The test was carried out by the 412th Test Wing at Edwards Air Force Base in California. The prototype hypersonic missile was released from a B-52H Stratofortress bomber, according to the test wing. Hypersonic weapons are capable of traveling at speeds greater than Mach 5 and maneuvering mid-flight, making them much more difficult to track and shoot down than conventional ballistic missiles. The U.S. has been facing pressure to develop its own hypersonic weapons, as Russia and China have invested heavily in the development of their own.

The recent success comes as good news for the ARRW, as it suffered three straight test failures in 2021. All three failures stemmed from problems during the launch process. The streak was broken in May, with a successful test of the ARRW's booster performance.

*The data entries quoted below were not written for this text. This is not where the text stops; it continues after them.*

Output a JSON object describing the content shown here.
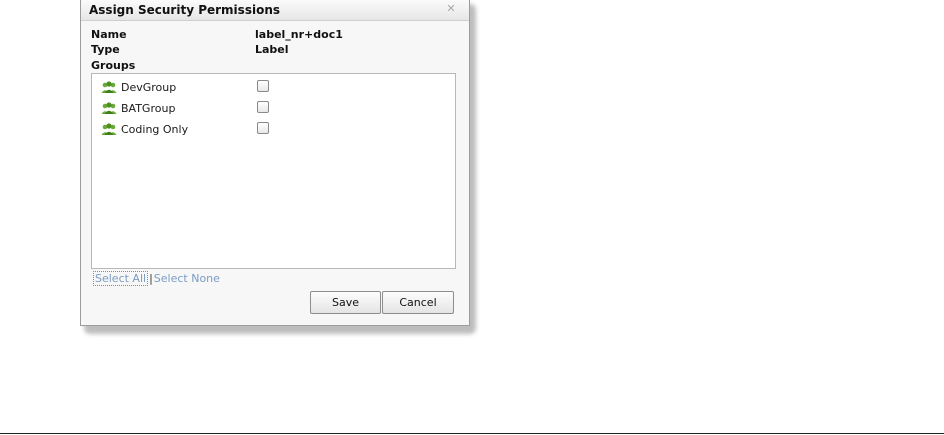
{
  "dialog": {
    "title": "Assign Security Permissions",
    "close_icon": "close-icon"
  },
  "info": {
    "name_label": "Name",
    "name_value": "label_nr+doc1",
    "type_label": "Type",
    "type_value": "Label",
    "groups_label": "Groups"
  },
  "groups": [
    {
      "label": "DevGroup",
      "checked": false,
      "icon": "user-group-icon"
    },
    {
      "label": "BATGroup",
      "checked": false,
      "icon": "user-group-icon"
    },
    {
      "label": "Coding Only",
      "checked": false,
      "icon": "user-group-icon"
    }
  ],
  "selection": {
    "select_all": "Select All",
    "separator": "|",
    "select_none": "Select None"
  },
  "buttons": {
    "save": "Save",
    "cancel": "Cancel"
  },
  "colors": {
    "link": "#7a9cc4",
    "icon_green": "#5a9a2a"
  }
}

Andrew Hunter, Assistant Air Force Secretary of Acquisition, Technology, and Logistics informed reporters in July that the future of ARRW was solely dependent on how well the weapon performed. Hunter stated, "Obviously, you wouldn't buy something that doesn't work. But even if it does work, it's got to be the right contribution to the overall weapons mix and the highest priority targets. That's what's driving [Air Force] decision-making."

Top Image taken by Senior Airman Michael Richmond